■ **Data records for software interfaces**:

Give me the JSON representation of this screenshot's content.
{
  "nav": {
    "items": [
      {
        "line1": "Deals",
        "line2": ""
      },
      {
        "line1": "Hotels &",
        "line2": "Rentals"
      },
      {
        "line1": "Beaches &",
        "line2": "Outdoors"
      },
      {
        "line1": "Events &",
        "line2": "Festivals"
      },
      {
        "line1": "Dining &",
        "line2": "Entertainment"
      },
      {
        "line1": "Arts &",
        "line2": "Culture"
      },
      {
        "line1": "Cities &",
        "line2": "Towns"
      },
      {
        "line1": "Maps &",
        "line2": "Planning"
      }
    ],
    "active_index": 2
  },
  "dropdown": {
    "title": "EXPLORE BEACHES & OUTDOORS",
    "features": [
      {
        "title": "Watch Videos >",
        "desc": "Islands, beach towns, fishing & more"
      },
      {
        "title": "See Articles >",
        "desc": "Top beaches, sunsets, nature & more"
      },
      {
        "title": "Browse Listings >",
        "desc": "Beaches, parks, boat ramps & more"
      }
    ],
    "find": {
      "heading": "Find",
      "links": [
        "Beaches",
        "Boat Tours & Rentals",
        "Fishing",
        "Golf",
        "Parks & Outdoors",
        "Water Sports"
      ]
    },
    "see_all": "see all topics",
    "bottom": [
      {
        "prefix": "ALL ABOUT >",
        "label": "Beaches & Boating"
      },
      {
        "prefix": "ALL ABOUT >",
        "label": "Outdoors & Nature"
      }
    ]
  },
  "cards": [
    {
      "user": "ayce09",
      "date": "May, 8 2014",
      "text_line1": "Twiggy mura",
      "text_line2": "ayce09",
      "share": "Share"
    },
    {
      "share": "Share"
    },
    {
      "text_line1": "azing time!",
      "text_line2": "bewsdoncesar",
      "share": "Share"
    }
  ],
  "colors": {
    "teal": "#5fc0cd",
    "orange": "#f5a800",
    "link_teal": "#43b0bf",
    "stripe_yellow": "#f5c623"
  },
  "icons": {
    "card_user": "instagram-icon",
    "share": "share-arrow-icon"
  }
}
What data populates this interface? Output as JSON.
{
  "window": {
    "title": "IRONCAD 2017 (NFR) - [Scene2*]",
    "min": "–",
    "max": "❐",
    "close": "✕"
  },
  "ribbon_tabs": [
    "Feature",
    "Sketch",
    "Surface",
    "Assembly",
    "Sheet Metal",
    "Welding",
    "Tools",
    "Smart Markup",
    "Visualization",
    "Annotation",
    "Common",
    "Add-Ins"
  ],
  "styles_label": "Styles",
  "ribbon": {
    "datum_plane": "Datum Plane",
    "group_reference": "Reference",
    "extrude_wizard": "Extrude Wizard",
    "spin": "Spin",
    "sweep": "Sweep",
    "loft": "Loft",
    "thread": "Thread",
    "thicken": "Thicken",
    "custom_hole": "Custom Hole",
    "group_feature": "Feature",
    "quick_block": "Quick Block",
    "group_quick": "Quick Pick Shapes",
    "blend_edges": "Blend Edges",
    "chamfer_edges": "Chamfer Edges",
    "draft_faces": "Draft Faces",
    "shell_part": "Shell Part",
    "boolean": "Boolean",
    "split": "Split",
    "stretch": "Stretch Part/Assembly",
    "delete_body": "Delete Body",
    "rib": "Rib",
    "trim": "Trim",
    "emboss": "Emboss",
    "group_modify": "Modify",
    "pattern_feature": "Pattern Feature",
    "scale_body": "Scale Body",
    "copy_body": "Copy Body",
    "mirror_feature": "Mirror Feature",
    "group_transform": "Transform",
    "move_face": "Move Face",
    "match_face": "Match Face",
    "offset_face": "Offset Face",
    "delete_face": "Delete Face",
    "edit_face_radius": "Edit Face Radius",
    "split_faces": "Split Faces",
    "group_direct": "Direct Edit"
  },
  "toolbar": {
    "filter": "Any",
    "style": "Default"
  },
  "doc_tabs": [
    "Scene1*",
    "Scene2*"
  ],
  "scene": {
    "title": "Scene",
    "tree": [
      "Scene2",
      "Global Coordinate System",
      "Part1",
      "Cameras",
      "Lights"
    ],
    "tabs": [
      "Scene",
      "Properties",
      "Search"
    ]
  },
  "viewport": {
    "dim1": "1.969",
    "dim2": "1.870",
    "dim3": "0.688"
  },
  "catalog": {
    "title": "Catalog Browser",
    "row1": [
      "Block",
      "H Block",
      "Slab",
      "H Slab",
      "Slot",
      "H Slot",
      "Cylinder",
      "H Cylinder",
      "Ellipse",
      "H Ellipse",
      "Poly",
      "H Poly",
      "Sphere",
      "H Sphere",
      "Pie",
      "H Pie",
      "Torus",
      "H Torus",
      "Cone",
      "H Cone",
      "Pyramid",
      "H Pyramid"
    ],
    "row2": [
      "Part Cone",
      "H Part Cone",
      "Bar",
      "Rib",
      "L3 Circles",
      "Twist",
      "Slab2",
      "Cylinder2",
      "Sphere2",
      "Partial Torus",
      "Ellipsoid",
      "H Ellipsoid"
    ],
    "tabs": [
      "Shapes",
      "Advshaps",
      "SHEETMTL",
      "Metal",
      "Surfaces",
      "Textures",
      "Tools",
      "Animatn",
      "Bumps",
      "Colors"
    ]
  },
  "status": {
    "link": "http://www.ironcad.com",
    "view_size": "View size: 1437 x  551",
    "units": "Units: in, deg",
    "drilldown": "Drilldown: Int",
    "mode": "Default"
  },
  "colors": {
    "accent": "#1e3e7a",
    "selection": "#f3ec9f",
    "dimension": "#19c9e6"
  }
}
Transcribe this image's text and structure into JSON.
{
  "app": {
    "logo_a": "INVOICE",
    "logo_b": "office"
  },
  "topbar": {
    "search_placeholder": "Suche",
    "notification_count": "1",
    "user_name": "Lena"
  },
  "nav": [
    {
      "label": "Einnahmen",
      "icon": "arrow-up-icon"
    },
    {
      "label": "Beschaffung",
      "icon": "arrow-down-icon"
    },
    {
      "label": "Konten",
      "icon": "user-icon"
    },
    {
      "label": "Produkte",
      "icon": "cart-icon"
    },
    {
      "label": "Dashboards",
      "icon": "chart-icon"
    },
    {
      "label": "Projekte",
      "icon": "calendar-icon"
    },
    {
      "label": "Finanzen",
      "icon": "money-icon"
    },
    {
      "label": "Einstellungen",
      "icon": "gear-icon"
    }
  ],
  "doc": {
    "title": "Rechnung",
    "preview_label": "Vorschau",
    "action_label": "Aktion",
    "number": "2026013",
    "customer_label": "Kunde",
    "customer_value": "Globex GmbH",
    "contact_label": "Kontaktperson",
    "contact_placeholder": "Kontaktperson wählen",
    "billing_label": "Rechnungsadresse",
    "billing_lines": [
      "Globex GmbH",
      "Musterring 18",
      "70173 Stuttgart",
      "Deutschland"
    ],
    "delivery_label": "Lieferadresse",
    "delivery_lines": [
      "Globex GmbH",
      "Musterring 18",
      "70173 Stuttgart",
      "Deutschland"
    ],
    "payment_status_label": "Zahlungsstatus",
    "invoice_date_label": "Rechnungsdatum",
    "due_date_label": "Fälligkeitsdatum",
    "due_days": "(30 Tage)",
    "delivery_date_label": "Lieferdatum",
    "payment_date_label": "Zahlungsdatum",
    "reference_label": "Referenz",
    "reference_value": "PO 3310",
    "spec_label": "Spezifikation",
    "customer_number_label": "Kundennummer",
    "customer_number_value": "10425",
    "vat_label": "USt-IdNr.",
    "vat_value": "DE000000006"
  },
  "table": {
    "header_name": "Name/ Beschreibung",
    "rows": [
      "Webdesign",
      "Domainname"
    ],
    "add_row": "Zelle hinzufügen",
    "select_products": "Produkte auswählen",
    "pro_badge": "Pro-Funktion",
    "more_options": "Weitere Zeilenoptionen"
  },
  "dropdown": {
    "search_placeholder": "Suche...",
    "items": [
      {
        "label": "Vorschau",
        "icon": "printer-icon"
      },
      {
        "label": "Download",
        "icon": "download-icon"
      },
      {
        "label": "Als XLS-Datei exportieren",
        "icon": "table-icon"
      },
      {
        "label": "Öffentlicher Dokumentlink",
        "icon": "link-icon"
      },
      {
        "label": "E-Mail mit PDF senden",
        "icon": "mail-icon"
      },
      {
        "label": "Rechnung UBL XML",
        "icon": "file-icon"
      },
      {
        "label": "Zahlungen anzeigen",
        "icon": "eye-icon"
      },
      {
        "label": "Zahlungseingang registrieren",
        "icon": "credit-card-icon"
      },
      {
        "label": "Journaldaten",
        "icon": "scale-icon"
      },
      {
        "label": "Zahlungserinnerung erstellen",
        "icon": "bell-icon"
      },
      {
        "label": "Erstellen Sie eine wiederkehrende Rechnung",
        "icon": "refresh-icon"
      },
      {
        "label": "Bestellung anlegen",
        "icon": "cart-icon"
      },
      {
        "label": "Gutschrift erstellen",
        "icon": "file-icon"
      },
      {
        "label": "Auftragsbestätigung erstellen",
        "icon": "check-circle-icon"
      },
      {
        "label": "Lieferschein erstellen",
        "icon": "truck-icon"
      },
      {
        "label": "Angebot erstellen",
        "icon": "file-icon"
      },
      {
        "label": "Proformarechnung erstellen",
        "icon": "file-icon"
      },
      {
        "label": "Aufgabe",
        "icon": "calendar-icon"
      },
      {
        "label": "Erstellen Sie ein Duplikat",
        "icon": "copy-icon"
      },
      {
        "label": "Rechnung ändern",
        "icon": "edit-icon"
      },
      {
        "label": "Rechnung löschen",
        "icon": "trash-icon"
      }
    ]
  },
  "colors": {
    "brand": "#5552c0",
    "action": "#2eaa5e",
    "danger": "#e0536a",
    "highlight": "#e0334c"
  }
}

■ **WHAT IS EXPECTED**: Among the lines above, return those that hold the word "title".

■ **EXPECTED ANSWER**:
    "title": "EXPLORE BEACHES & OUTDOORS",
        "title": "Watch Videos >",
        "title": "See Articles >",
        "title": "Browse Listings >",
    "title": "IRONCAD 2017 (NFR) - [Scene2*]",
    "title": "Scene",
    "title": "Catalog Browser",
    "title": "Rechnung",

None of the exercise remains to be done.